Task brief:
Among the entries, find the lines with the string "date" and copy them.

Source records:
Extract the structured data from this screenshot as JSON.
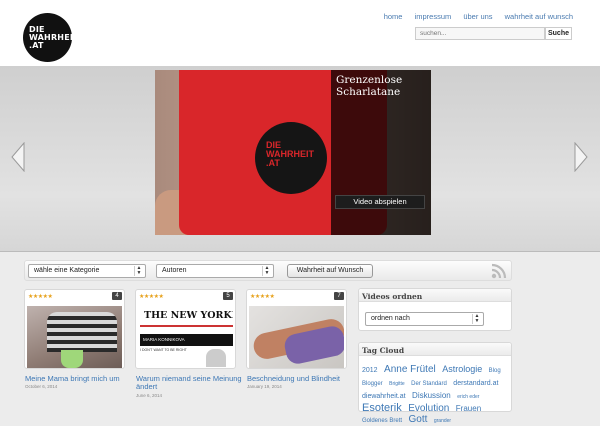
{
  "header": {
    "logo_lines": [
      "DIE",
      "WAHRHEIT",
      ".AT"
    ],
    "nav": [
      "home",
      "impressum",
      "über uns",
      "wahrheit auf wunsch"
    ],
    "search_placeholder": "suchen...",
    "search_button": "Suche"
  },
  "slider": {
    "caption_title": "Grenzenlose Scharlatane",
    "play_button": "Video abspielen",
    "shirt_logo_lines": [
      "DIE",
      "WAHRHEIT",
      ".AT"
    ]
  },
  "filters": {
    "category": "wähle eine Kategorie",
    "author": "Autoren",
    "wish_button": "Wahrheit auf Wunsch"
  },
  "articles": [
    {
      "stars": "★★★★★",
      "count": "4",
      "title": "Meine Mama bringt mich um",
      "date": "October 6, 2014"
    },
    {
      "stars": "★★★★★",
      "count": "5",
      "title": "Warum niemand seine Meinung ändert",
      "date": "June 6, 2014",
      "thumb_head": "THE NEW YORKER",
      "thumb_bar": "MARIA KONNIKOVA",
      "thumb_text": "I DON'T WANT TO BE RIGHT"
    },
    {
      "stars": "★★★★★",
      "count": "7",
      "title": "Beschneidung und Blindheit",
      "date": "January 19, 2014"
    }
  ],
  "sidebar": {
    "videos_title": "Videos ordnen",
    "order_select": "ordnen nach",
    "tag_title": "Tag Cloud",
    "tags": [
      {
        "t": "2012",
        "s": 7
      },
      {
        "t": "Anne Frütel",
        "s": 10
      },
      {
        "t": "Astrologie",
        "s": 9
      },
      {
        "t": "Blog",
        "s": 6
      },
      {
        "t": "Blogger",
        "s": 6
      },
      {
        "t": "Brigitte",
        "s": 5
      },
      {
        "t": "Der Standard",
        "s": 6
      },
      {
        "t": "derstandard.at",
        "s": 7
      },
      {
        "t": "diewahrheit.at",
        "s": 7
      },
      {
        "t": "Diskussion",
        "s": 8
      },
      {
        "t": "erich eder",
        "s": 5
      },
      {
        "t": "Esoterik",
        "s": 11
      },
      {
        "t": "Evolution",
        "s": 10
      },
      {
        "t": "Frauen",
        "s": 8
      },
      {
        "t": "Goldenes Brett",
        "s": 6
      },
      {
        "t": "Gott",
        "s": 10
      },
      {
        "t": "grander",
        "s": 5
      }
    ]
  },
  "colors": {
    "link": "#3e78b5",
    "nav": "#4a7bb0",
    "shirt": "#d9262a",
    "star": "#e7a21d"
  }
}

Written solution:
      "date": "October 6, 2014"
      "date": "June 6, 2014",
      "date": "January 19, 2014"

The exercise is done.